The label is almost too discoloured to read at all. We expected it to say 'Unfired colours. DO NOT WET. To Clean, brush with a stiff brush', but in fact it seems to be a message from someone who found the bottle. It goes something like this, in hand-written capitals . . .
WIN . . . J D WATTS? . . .
FOUND IN . . .
OF AN OLD CHURCH
IN WELL . . . NORFOLK?
. . . OF MANY . . .
The words in the outer ring are 'THEIR WORK WAS AS IT WERE A WHEEL IN THE MIDDLE OF A WHEEL' and in the inner ring 'LIMMERLEASE COMPTON'.

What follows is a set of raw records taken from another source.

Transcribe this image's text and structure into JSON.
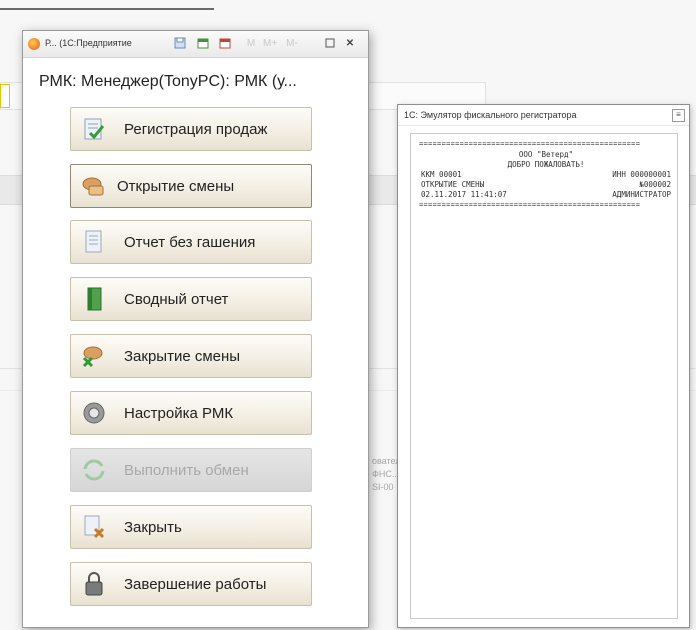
{
  "background": {
    "blurred_text": "овательское ПО\nФНС...\nSI-00"
  },
  "rmk_window": {
    "title_bar": "Р... (1С:Предприятие",
    "header": "РМК: Менеджер(TonyPC): РМК (у...",
    "buttons": [
      {
        "label": "Регистрация продаж",
        "icon": "cash-register-icon",
        "enabled": true
      },
      {
        "label": "Открытие смены",
        "icon": "open-shift-icon",
        "enabled": true,
        "focused": true
      },
      {
        "label": "Отчет без гашения",
        "icon": "report-document-icon",
        "enabled": true
      },
      {
        "label": "Сводный отчет",
        "icon": "summary-report-icon",
        "enabled": true
      },
      {
        "label": "Закрытие смены",
        "icon": "close-shift-icon",
        "enabled": true
      },
      {
        "label": "Настройка РМК",
        "icon": "settings-gear-icon",
        "enabled": true
      },
      {
        "label": "Выполнить обмен",
        "icon": "exchange-icon",
        "enabled": false
      },
      {
        "label": "Закрыть",
        "icon": "close-document-icon",
        "enabled": true
      },
      {
        "label": "Завершение работы",
        "icon": "shutdown-lock-icon",
        "enabled": true
      }
    ]
  },
  "fiscal_window": {
    "title": "1С: Эмулятор фискального регистратора",
    "receipt": {
      "separator": "=================================================",
      "org": "ООО \"Ветерд\"",
      "greeting": "ДОБРО ПОЖАЛОВАТЬ!",
      "kkm_label": "ККМ 00001",
      "inn_label": "ИНН 000000001",
      "doc_title": "ОТКРЫТИЕ СМЕНЫ",
      "doc_number": "№000002",
      "datetime": "02.11.2017 11:41:07",
      "cashier": "АДМИНИСТРАТОР"
    }
  },
  "colors": {
    "button_face": "#f3efe4",
    "button_border": "#c8c0aa",
    "disabled_face": "#dcdcdc",
    "disabled_text": "#a9a9a9"
  }
}
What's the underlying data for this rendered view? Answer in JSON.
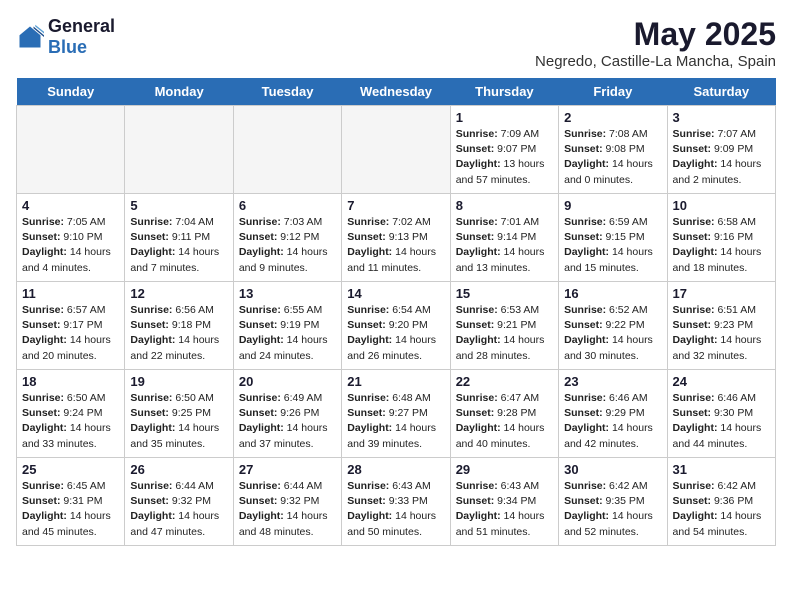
{
  "logo": {
    "general": "General",
    "blue": "Blue"
  },
  "title": "May 2025",
  "subtitle": "Negredo, Castille-La Mancha, Spain",
  "headers": [
    "Sunday",
    "Monday",
    "Tuesday",
    "Wednesday",
    "Thursday",
    "Friday",
    "Saturday"
  ],
  "weeks": [
    [
      {
        "day": "",
        "empty": true
      },
      {
        "day": "",
        "empty": true
      },
      {
        "day": "",
        "empty": true
      },
      {
        "day": "",
        "empty": true
      },
      {
        "day": "1",
        "sunrise": "7:09 AM",
        "sunset": "9:07 PM",
        "daylight": "13 hours and 57 minutes."
      },
      {
        "day": "2",
        "sunrise": "7:08 AM",
        "sunset": "9:08 PM",
        "daylight": "14 hours and 0 minutes."
      },
      {
        "day": "3",
        "sunrise": "7:07 AM",
        "sunset": "9:09 PM",
        "daylight": "14 hours and 2 minutes."
      }
    ],
    [
      {
        "day": "4",
        "sunrise": "7:05 AM",
        "sunset": "9:10 PM",
        "daylight": "14 hours and 4 minutes."
      },
      {
        "day": "5",
        "sunrise": "7:04 AM",
        "sunset": "9:11 PM",
        "daylight": "14 hours and 7 minutes."
      },
      {
        "day": "6",
        "sunrise": "7:03 AM",
        "sunset": "9:12 PM",
        "daylight": "14 hours and 9 minutes."
      },
      {
        "day": "7",
        "sunrise": "7:02 AM",
        "sunset": "9:13 PM",
        "daylight": "14 hours and 11 minutes."
      },
      {
        "day": "8",
        "sunrise": "7:01 AM",
        "sunset": "9:14 PM",
        "daylight": "14 hours and 13 minutes."
      },
      {
        "day": "9",
        "sunrise": "6:59 AM",
        "sunset": "9:15 PM",
        "daylight": "14 hours and 15 minutes."
      },
      {
        "day": "10",
        "sunrise": "6:58 AM",
        "sunset": "9:16 PM",
        "daylight": "14 hours and 18 minutes."
      }
    ],
    [
      {
        "day": "11",
        "sunrise": "6:57 AM",
        "sunset": "9:17 PM",
        "daylight": "14 hours and 20 minutes."
      },
      {
        "day": "12",
        "sunrise": "6:56 AM",
        "sunset": "9:18 PM",
        "daylight": "14 hours and 22 minutes."
      },
      {
        "day": "13",
        "sunrise": "6:55 AM",
        "sunset": "9:19 PM",
        "daylight": "14 hours and 24 minutes."
      },
      {
        "day": "14",
        "sunrise": "6:54 AM",
        "sunset": "9:20 PM",
        "daylight": "14 hours and 26 minutes."
      },
      {
        "day": "15",
        "sunrise": "6:53 AM",
        "sunset": "9:21 PM",
        "daylight": "14 hours and 28 minutes."
      },
      {
        "day": "16",
        "sunrise": "6:52 AM",
        "sunset": "9:22 PM",
        "daylight": "14 hours and 30 minutes."
      },
      {
        "day": "17",
        "sunrise": "6:51 AM",
        "sunset": "9:23 PM",
        "daylight": "14 hours and 32 minutes."
      }
    ],
    [
      {
        "day": "18",
        "sunrise": "6:50 AM",
        "sunset": "9:24 PM",
        "daylight": "14 hours and 33 minutes."
      },
      {
        "day": "19",
        "sunrise": "6:50 AM",
        "sunset": "9:25 PM",
        "daylight": "14 hours and 35 minutes."
      },
      {
        "day": "20",
        "sunrise": "6:49 AM",
        "sunset": "9:26 PM",
        "daylight": "14 hours and 37 minutes."
      },
      {
        "day": "21",
        "sunrise": "6:48 AM",
        "sunset": "9:27 PM",
        "daylight": "14 hours and 39 minutes."
      },
      {
        "day": "22",
        "sunrise": "6:47 AM",
        "sunset": "9:28 PM",
        "daylight": "14 hours and 40 minutes."
      },
      {
        "day": "23",
        "sunrise": "6:46 AM",
        "sunset": "9:29 PM",
        "daylight": "14 hours and 42 minutes."
      },
      {
        "day": "24",
        "sunrise": "6:46 AM",
        "sunset": "9:30 PM",
        "daylight": "14 hours and 44 minutes."
      }
    ],
    [
      {
        "day": "25",
        "sunrise": "6:45 AM",
        "sunset": "9:31 PM",
        "daylight": "14 hours and 45 minutes."
      },
      {
        "day": "26",
        "sunrise": "6:44 AM",
        "sunset": "9:32 PM",
        "daylight": "14 hours and 47 minutes."
      },
      {
        "day": "27",
        "sunrise": "6:44 AM",
        "sunset": "9:32 PM",
        "daylight": "14 hours and 48 minutes."
      },
      {
        "day": "28",
        "sunrise": "6:43 AM",
        "sunset": "9:33 PM",
        "daylight": "14 hours and 50 minutes."
      },
      {
        "day": "29",
        "sunrise": "6:43 AM",
        "sunset": "9:34 PM",
        "daylight": "14 hours and 51 minutes."
      },
      {
        "day": "30",
        "sunrise": "6:42 AM",
        "sunset": "9:35 PM",
        "daylight": "14 hours and 52 minutes."
      },
      {
        "day": "31",
        "sunrise": "6:42 AM",
        "sunset": "9:36 PM",
        "daylight": "14 hours and 54 minutes."
      }
    ]
  ],
  "sunrise_label": "Sunrise:",
  "sunset_label": "Sunset:",
  "daylight_label": "Daylight:"
}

The Compton Potters' Arts Guild was set up by Mary Seaton Fraser Tyler Watts, wife of the famous painter George Watts. The couple had moved from London to the village of Compton in Surrey in the 1890s and Mary, finding clay deposits in the grounds of the house, started the pottery to give the poor of Compton employment. William de Morgan helped with the installation of the wood-fired kiln.
The pottery ran from 1899 to the mid-1950s, becoming a limited company in 1936. Designers were recruited from George Watts's artistic circle of friends, and many top names such as Alfred Gilbert and Archibald Knox provided designs for garden ornaments, decorative pots and utensils.
Wares were sold through Liberty, and the Guild's clientele included many eminent people.
|British Ceramic Art 1870-1940 by John A Bartlett|